▸ **TASK DIRECTIONS**
Wherever the line that contains "Transcribe this image's" falls, repeat it and the lines after it exactly until the records end, without any pictures.

Website and app data records:
[Start of section]

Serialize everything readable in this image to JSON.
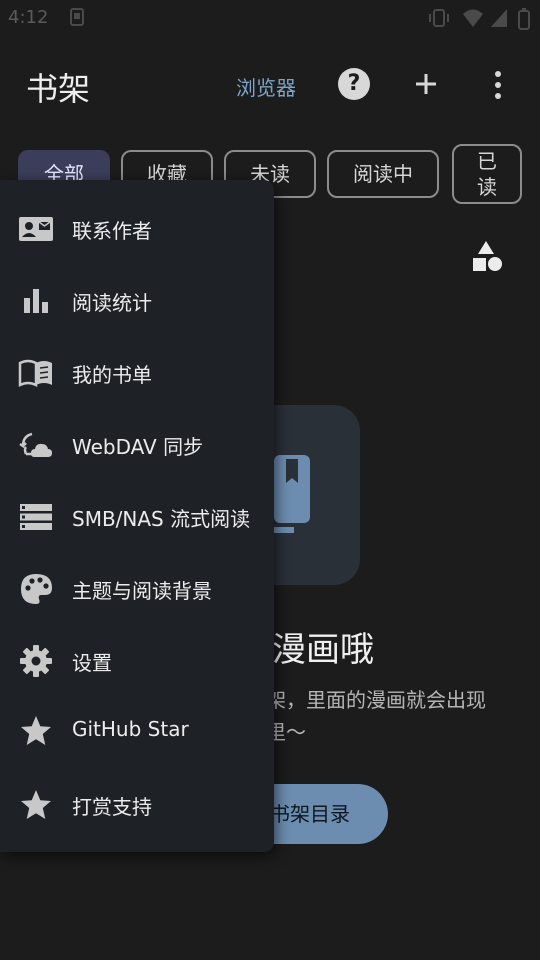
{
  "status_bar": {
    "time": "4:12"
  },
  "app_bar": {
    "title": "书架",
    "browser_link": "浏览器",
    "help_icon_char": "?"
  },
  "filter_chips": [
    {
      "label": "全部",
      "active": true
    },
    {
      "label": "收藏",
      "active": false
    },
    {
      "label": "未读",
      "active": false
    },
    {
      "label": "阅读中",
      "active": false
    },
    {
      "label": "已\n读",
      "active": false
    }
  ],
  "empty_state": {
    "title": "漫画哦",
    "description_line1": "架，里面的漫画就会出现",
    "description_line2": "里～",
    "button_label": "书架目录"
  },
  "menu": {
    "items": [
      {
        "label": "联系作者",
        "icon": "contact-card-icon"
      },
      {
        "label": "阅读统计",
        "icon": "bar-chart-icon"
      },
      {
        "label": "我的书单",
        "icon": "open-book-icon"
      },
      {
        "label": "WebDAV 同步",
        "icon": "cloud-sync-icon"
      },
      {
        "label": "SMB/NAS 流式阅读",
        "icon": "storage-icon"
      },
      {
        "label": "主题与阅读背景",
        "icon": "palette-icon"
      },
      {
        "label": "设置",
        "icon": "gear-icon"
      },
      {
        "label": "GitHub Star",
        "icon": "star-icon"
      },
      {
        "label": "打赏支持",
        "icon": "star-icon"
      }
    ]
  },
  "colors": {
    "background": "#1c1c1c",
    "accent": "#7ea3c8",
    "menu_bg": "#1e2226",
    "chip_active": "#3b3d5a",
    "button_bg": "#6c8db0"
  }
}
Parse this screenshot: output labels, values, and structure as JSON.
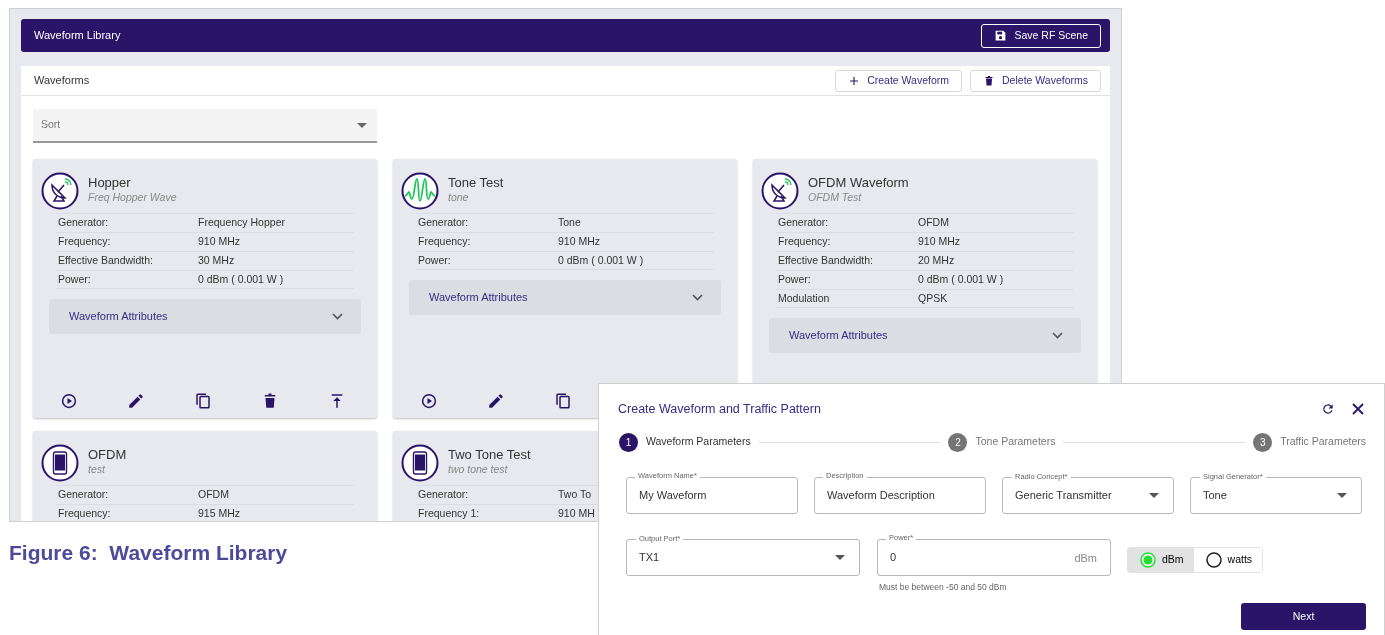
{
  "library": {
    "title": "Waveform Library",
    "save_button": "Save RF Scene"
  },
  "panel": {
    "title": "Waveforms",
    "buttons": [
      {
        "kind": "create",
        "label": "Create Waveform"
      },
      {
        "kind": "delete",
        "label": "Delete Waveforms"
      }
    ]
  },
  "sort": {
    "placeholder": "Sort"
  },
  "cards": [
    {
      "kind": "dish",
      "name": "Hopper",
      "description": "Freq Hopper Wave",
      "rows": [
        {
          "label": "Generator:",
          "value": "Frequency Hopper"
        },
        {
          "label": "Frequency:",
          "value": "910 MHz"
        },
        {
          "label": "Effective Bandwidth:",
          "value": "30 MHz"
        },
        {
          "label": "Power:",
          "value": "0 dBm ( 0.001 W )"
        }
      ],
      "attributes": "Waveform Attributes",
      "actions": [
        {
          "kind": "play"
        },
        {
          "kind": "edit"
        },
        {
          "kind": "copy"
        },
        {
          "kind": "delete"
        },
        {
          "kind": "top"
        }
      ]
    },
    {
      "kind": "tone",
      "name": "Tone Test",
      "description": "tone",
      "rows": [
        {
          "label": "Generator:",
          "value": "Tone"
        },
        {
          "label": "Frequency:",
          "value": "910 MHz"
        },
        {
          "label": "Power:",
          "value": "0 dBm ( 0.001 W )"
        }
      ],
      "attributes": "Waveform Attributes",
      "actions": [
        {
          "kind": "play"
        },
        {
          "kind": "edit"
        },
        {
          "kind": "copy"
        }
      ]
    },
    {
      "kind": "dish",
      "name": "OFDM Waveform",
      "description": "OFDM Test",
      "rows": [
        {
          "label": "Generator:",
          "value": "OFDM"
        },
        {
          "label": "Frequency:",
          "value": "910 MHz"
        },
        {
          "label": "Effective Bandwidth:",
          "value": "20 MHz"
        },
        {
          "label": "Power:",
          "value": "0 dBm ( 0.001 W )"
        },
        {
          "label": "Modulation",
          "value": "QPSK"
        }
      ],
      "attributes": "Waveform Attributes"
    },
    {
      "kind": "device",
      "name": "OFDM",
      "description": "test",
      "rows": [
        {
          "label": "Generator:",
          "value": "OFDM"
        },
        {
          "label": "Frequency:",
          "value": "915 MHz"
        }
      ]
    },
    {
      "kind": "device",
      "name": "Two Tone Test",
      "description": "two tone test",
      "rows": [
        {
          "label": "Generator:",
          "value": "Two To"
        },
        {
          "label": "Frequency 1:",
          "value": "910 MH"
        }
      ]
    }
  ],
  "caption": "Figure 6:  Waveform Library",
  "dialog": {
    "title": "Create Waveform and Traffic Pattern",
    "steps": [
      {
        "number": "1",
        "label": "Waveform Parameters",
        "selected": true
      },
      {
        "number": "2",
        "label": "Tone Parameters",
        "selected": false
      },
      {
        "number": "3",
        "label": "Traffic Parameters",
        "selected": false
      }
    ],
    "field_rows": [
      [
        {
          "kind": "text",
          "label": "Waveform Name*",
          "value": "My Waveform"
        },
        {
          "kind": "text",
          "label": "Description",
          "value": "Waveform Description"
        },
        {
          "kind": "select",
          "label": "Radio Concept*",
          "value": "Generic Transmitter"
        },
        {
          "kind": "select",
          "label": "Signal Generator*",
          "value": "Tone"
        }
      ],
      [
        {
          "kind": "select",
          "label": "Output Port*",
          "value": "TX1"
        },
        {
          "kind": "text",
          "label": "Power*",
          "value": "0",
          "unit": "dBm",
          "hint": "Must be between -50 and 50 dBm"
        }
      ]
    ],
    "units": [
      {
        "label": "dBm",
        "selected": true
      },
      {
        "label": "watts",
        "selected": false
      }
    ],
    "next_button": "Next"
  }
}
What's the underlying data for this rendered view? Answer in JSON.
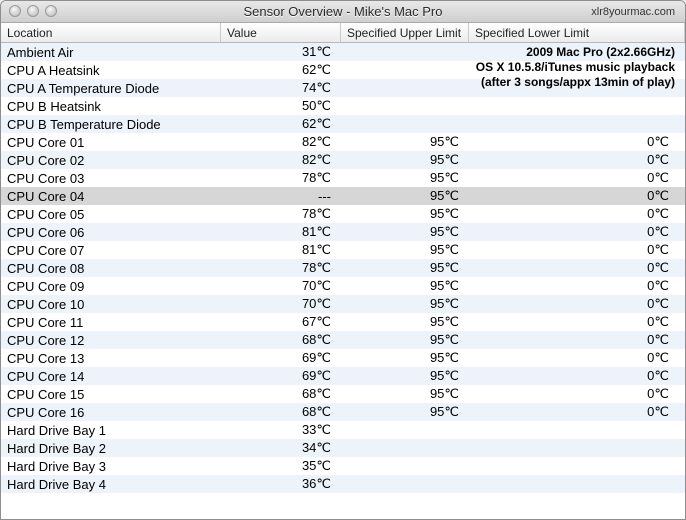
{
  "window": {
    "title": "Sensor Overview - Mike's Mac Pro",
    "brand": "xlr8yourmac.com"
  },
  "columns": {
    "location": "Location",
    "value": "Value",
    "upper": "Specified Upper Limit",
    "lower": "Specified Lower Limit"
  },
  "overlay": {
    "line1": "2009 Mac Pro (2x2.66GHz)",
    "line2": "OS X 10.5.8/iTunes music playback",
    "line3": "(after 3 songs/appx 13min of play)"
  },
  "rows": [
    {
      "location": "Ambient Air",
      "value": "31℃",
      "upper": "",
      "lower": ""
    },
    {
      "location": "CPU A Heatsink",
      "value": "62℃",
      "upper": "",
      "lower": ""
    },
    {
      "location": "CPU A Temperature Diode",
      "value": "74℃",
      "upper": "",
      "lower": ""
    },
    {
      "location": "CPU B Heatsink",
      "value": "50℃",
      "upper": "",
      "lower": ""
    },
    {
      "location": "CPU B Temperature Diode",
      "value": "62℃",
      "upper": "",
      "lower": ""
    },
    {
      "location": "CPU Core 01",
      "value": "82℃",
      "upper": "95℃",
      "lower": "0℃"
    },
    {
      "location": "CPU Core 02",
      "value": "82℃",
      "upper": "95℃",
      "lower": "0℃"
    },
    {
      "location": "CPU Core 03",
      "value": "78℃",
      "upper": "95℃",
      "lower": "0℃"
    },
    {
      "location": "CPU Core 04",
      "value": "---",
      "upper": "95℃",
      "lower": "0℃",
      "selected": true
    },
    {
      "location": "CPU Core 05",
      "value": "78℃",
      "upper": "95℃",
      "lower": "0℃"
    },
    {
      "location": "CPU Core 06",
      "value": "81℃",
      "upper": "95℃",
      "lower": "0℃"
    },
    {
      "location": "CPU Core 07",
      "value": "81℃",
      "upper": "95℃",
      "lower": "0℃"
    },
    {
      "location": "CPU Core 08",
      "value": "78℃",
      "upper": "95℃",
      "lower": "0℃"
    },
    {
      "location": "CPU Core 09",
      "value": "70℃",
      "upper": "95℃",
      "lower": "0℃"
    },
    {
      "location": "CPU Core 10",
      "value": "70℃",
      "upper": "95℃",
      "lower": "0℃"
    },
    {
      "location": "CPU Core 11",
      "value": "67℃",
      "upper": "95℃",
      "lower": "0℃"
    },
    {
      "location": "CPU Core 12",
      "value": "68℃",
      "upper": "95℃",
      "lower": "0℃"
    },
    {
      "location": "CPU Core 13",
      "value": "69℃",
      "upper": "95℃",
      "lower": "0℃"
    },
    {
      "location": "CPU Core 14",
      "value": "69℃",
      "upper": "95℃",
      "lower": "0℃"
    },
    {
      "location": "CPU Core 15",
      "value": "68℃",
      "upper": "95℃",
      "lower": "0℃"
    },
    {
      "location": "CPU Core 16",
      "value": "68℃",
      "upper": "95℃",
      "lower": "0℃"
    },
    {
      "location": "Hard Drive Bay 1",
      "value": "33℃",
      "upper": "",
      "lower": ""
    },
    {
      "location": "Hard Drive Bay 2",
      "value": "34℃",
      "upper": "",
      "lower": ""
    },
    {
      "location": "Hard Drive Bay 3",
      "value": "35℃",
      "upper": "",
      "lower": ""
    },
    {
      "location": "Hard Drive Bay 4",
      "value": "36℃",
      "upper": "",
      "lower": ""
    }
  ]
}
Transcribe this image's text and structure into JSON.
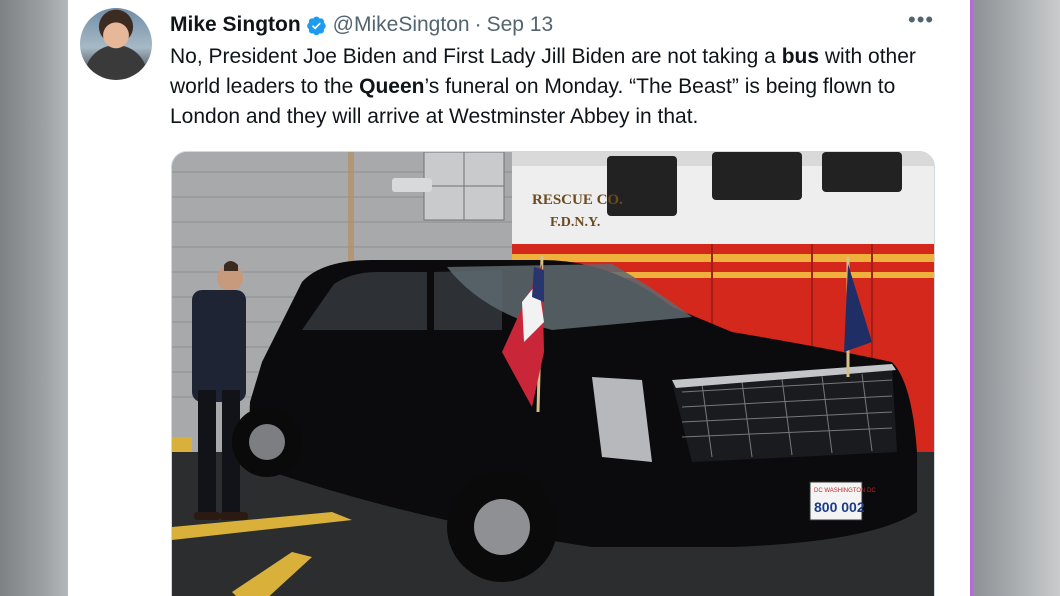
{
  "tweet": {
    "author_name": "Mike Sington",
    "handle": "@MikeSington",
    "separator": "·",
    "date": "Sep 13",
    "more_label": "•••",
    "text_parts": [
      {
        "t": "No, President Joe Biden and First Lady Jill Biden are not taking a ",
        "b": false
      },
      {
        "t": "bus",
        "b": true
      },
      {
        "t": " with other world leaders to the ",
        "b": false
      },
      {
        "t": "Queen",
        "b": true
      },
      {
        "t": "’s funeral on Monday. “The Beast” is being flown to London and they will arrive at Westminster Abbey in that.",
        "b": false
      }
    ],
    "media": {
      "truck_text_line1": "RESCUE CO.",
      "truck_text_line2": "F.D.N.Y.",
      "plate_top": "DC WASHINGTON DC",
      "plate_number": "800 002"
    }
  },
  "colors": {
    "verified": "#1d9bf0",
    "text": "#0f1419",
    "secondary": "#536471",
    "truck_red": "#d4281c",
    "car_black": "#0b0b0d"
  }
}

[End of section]

▸ **WORKED SOLUTION**
Transcribe this image's text and structure into JSON.
{
  "tweet": {
    "author_name": "Mike Sington",
    "handle": "@MikeSington",
    "separator": "·",
    "date": "Sep 13",
    "more_label": "•••",
    "text_parts": [
      {
        "t": "No, President Joe Biden and First Lady Jill Biden are not taking a ",
        "b": false
      },
      {
        "t": "bus",
        "b": true
      },
      {
        "t": " with other world leaders to the ",
        "b": false
      },
      {
        "t": "Queen",
        "b": true
      },
      {
        "t": "’s funeral on Monday. “The Beast” is being flown to London and they will arrive at Westminster Abbey in that.",
        "b": false
      }
    ],
    "media": {
      "truck_text_line1": "RESCUE CO.",
      "truck_text_line2": "F.D.N.Y.",
      "plate_top": "DC WASHINGTON DC",
      "plate_number": "800 002"
    }
  },
  "colors": {
    "verified": "#1d9bf0",
    "text": "#0f1419",
    "secondary": "#536471",
    "truck_red": "#d4281c",
    "car_black": "#0b0b0d"
  }
}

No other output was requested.